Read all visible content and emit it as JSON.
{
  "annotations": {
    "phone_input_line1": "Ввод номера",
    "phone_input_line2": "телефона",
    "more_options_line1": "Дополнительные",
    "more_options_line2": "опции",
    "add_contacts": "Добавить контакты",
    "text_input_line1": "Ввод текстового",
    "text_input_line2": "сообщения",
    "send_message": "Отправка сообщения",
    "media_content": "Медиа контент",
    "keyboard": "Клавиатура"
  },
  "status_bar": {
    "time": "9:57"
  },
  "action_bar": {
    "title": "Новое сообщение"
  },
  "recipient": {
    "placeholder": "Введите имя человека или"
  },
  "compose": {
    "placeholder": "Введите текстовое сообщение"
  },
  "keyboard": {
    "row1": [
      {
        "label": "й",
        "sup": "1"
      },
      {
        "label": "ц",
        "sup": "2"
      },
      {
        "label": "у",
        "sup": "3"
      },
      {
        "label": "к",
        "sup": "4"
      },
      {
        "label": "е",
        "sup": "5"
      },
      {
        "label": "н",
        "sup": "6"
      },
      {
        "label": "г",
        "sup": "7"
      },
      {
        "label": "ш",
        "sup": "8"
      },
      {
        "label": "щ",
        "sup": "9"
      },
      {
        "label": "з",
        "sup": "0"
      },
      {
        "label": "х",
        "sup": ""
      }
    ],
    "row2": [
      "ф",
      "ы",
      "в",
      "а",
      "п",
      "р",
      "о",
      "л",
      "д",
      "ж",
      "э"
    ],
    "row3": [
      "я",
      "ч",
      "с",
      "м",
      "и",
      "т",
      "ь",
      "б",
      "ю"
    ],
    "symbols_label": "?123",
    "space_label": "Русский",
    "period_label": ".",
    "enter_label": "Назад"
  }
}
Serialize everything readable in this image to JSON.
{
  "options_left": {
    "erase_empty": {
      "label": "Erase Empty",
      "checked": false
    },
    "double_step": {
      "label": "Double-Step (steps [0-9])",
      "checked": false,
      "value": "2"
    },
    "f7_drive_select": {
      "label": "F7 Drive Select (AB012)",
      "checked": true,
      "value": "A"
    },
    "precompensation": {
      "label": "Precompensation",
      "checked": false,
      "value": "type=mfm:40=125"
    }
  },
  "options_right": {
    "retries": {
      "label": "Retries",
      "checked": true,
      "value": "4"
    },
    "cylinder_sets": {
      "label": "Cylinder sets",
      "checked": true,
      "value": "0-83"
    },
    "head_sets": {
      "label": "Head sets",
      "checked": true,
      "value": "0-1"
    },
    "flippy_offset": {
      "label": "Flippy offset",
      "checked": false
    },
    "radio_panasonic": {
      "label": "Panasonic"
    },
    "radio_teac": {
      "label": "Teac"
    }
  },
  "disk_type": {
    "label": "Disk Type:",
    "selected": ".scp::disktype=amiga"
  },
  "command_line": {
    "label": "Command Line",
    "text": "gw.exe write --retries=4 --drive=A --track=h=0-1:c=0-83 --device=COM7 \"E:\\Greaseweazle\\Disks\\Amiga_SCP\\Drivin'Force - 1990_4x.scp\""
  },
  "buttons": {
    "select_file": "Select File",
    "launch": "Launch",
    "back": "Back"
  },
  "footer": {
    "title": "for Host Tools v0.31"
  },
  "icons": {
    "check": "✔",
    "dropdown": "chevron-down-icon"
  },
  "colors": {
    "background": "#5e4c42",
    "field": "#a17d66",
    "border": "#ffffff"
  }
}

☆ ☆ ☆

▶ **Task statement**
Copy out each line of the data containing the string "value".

▶ **The answer**
      "value": "2"
      "value": "A"
      "value": "type=mfm:40=125"
      "value": "4"
      "value": "0-83"
      "value": "0-1"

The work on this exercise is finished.